Cookies may be delicious delicacies, but they can leave a nasty taste if you don’t cook them correctly! Cookies can be blocked by the user, storage space is limited to four 20Kb cookies per domain, only strings can be used, paths can cause confusion, and the data is normally passed as plain text in the HTTP header. Often, cookies can be overkill for client-side-heavy applications that need to save temporary state data.
It’s rare for developers set the window.name property. Generally, it’s only required when you’re manipulating frames or pop-up windows. Even though I’d hope you weren’t doing that, you do not normally need to define a name for an application’s starting window. Although the name property is still a string, it can hold several megabytes of data.
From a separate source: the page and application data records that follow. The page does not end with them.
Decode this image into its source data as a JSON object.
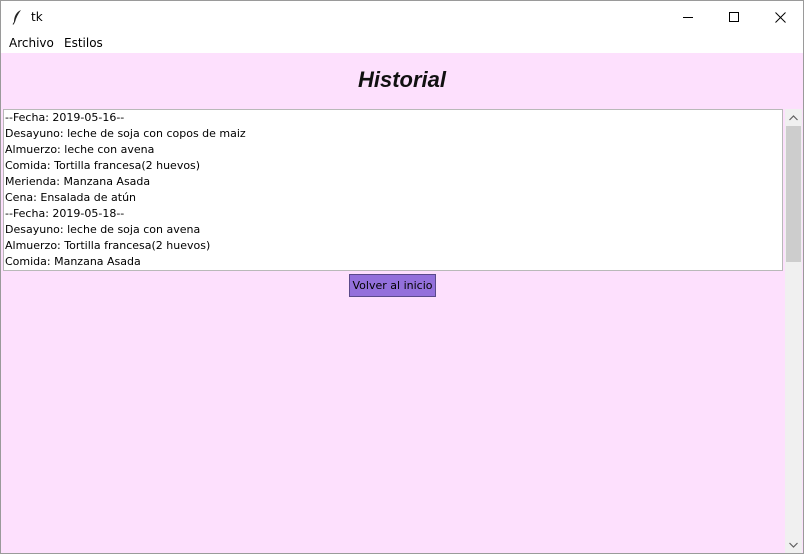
{
  "window": {
    "title": "tk",
    "icon": "feather-icon"
  },
  "menu": {
    "items": [
      "Archivo",
      "Estilos"
    ]
  },
  "main": {
    "heading": "Historial",
    "history_lines": [
      "--Fecha: 2019-05-16--",
      "Desayuno: leche de soja con copos de maiz",
      "Almuerzo: leche con avena",
      "Comida: Tortilla francesa(2 huevos)",
      "Merienda: Manzana Asada",
      "Cena: Ensalada de atún",
      "--Fecha: 2019-05-18--",
      "Desayuno: leche de soja con avena",
      "Almuerzo: Tortilla francesa(2 huevos)",
      "Comida: Manzana Asada"
    ],
    "back_button_label": "Volver al inicio"
  },
  "colors": {
    "background": "#fde0fd",
    "button": "#9370db",
    "scroll_thumb": "#cdcdcd"
  }
}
Some versions of Opera limit it to around 2Mb but most browsers offer 10MB or more.
window.name = "This message will survive between page loads.";
Now add the following code to any other page:
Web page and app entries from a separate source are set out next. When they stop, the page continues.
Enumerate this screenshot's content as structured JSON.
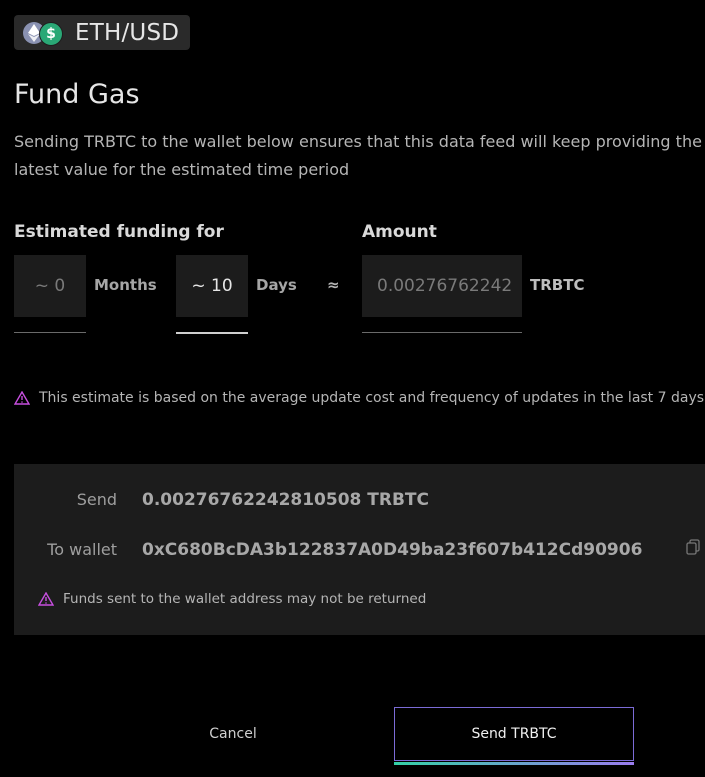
{
  "header": {
    "pair": "ETH/USD",
    "eth_icon": "eth-icon",
    "usd_icon": "usd-icon",
    "usd_symbol": "$"
  },
  "title": "Fund Gas",
  "description": "Sending TRBTC to the wallet below ensures that this data feed will keep providing the latest value for the estimated time period",
  "funding": {
    "label": "Estimated funding for",
    "months_value": "~ 0",
    "months_unit": "Months",
    "days_value": "~ 10",
    "days_unit": "Days",
    "approx": "≈",
    "amount_label": "Amount",
    "amount_value": "0.00276762242",
    "amount_unit": "TRBTC"
  },
  "estimate_note": "This estimate is based on the average update cost and frequency of updates in the last 7 days",
  "send": {
    "send_label": "Send",
    "send_value": "0.00276762242810508 TRBTC",
    "wallet_label": "To wallet",
    "wallet_value": "0xC680BcDA3b122837A0D49ba23f607b412Cd90906",
    "warning": "Funds sent to the wallet address may not be returned"
  },
  "actions": {
    "cancel": "Cancel",
    "send": "Send TRBTC"
  },
  "colors": {
    "warning": "#c84fe0",
    "accent_border": "#7b6bd6",
    "usd_green": "#2aa876"
  }
}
Navigate from the first page to the second and you’ll find that the message data is retained.
As normal, there are a number of caveats:
- The window.name property can be analysed and changed if you navigate to page on another website. That’s easily thwarted by not providing external links within your application’s main window. However, to be on the safe side, don’t use window.name for storing secure data (unlikely to be a major problem for a client-side-only temporary data store).
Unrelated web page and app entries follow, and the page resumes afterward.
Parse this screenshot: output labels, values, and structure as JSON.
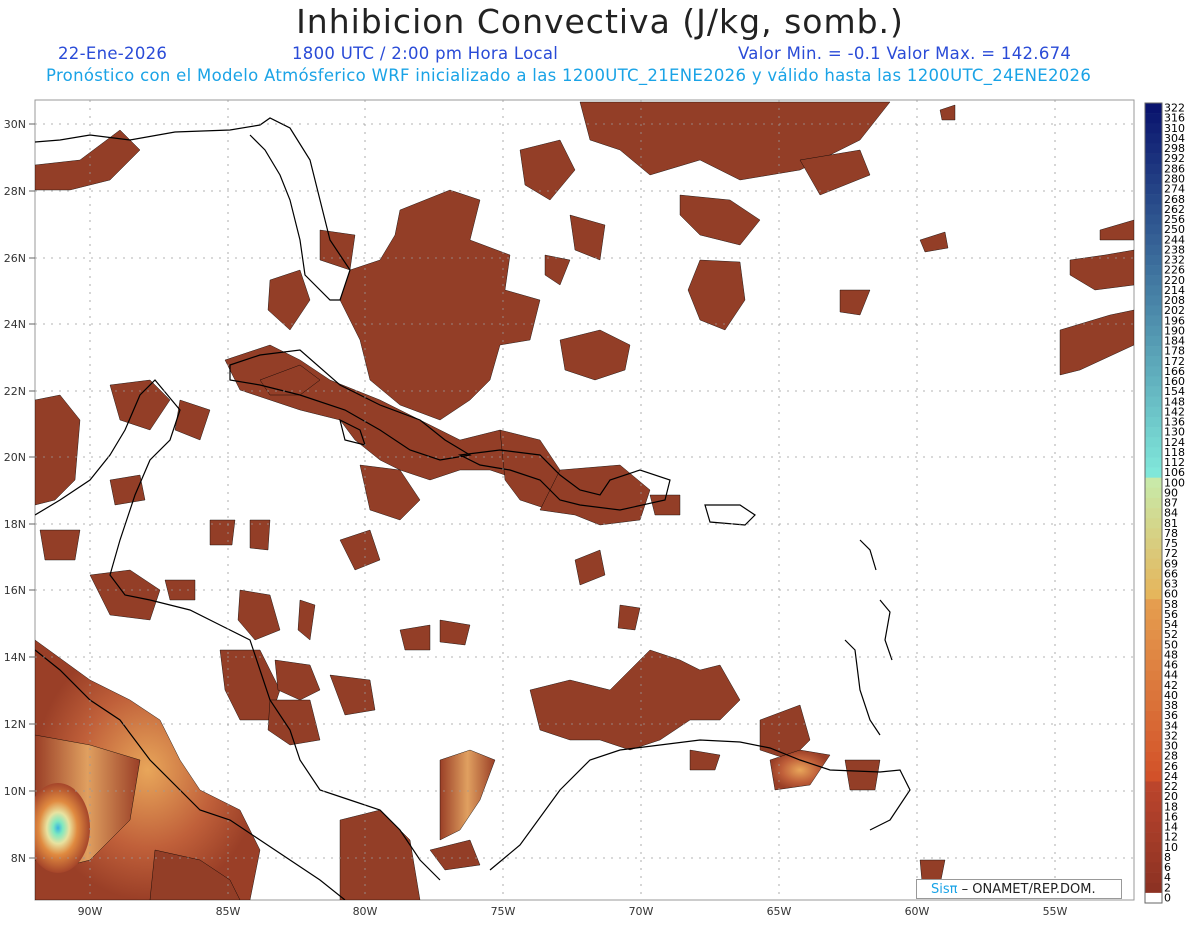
{
  "header": {
    "title": "Inhibicion Convectiva (J/kg, somb.)",
    "date": "22-Ene-2026",
    "time": "1800 UTC / 2:00 pm Hora Local",
    "minmax": "Valor Min. = -0.1  Valor Max. = 142.674",
    "forecast": "Pronóstico con el Modelo Atmósferico WRF inicializado a las 1200UTC_21ENE2026 y válido hasta las  1200UTC_24ENE2026"
  },
  "map": {
    "lon_labels": [
      "90W",
      "85W",
      "80W",
      "75W",
      "70W",
      "65W",
      "60W",
      "55W"
    ],
    "lat_labels": [
      "30N",
      "28N",
      "26N",
      "24N",
      "22N",
      "20N",
      "18N",
      "16N",
      "14N",
      "12N",
      "10N",
      "8N"
    ]
  },
  "colorbar": {
    "labels": [
      "322",
      "316",
      "310",
      "304",
      "298",
      "292",
      "286",
      "280",
      "274",
      "268",
      "262",
      "256",
      "250",
      "244",
      "238",
      "232",
      "226",
      "220",
      "214",
      "208",
      "202",
      "196",
      "190",
      "184",
      "178",
      "172",
      "166",
      "160",
      "154",
      "148",
      "142",
      "136",
      "130",
      "124",
      "118",
      "112",
      "106",
      "100",
      "90",
      "87",
      "84",
      "81",
      "78",
      "75",
      "72",
      "69",
      "66",
      "63",
      "60",
      "58",
      "56",
      "54",
      "52",
      "50",
      "48",
      "46",
      "44",
      "42",
      "40",
      "38",
      "36",
      "34",
      "32",
      "30",
      "28",
      "26",
      "24",
      "22",
      "20",
      "18",
      "16",
      "14",
      "12",
      "10",
      "8",
      "6",
      "4",
      "2",
      "0"
    ]
  },
  "credit": {
    "logo": "Sisπ",
    "text": " – ONAMET/REP.DOM."
  },
  "colors": {
    "fill_dark": "#8a3a26",
    "fill_mid": "#a5452a",
    "coast": "#000000",
    "title": "#222222",
    "header_blue": "#2a4bd7",
    "header_cyan": "#1aa3e6"
  }
}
Craig is a freelance UK web consultant who built his first page for IE2.0 in 1995. Since that time he's been advocating standards, accessibility, and best-practice HTML5 techniques. He's created enterprise specifications, websites and online applications for companies and organisations including the UK Parliament, the European Parliament, the Department of Energy & Climate Change, Microsoft, and more. He's written more than 1,000 articles for SitePoint and you can find him @craigbuckler.